EXERCISE DIRECTIONS – In the data that follows, every line containing the word "name" should be returned.

INFORMATION SHOWN –
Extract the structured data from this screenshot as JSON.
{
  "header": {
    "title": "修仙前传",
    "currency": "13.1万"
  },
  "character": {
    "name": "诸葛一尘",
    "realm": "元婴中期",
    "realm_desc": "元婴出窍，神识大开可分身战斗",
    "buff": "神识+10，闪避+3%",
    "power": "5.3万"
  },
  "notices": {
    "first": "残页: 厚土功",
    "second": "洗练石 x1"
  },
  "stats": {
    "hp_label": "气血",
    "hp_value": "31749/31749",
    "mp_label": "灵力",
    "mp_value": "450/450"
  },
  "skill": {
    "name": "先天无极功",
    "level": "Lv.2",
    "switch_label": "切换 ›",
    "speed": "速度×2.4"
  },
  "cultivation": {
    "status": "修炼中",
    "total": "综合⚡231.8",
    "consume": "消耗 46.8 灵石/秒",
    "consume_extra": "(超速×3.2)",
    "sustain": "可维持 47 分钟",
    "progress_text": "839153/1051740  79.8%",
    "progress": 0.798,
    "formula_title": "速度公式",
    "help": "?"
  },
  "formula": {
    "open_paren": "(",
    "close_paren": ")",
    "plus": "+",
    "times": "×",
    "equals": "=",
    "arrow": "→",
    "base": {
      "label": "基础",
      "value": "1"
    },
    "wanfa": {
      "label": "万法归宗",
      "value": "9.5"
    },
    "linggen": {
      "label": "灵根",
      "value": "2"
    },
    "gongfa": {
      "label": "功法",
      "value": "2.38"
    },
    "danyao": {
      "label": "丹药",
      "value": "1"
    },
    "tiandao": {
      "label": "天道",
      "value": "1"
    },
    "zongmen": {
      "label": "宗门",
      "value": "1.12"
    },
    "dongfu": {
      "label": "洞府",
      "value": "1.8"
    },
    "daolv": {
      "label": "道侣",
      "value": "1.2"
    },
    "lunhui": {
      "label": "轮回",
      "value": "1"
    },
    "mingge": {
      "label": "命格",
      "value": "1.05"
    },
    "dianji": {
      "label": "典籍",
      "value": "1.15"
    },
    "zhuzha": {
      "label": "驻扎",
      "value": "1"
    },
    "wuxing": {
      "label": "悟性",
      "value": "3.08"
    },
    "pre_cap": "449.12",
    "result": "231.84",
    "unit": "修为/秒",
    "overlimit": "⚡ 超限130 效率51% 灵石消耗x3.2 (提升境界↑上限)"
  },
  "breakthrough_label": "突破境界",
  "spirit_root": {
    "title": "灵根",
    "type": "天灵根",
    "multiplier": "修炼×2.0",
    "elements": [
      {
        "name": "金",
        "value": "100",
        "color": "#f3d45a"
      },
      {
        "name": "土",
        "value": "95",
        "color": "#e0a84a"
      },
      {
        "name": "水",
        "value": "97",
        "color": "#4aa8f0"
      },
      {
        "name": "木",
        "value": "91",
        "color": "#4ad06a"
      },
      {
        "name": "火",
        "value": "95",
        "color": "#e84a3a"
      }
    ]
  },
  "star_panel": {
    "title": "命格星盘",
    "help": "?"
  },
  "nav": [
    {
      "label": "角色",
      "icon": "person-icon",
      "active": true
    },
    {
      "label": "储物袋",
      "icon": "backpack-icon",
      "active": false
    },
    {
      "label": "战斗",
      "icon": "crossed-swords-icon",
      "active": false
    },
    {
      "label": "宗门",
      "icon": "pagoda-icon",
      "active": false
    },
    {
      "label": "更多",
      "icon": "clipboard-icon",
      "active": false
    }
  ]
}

SOLUTION TO THIS PROBLEM –
    "name": "诸葛一尘",
    "name": "先天无极功",
        "name": "金",
        "name": "土",
        "name": "水",
        "name": "木",
        "name": "火",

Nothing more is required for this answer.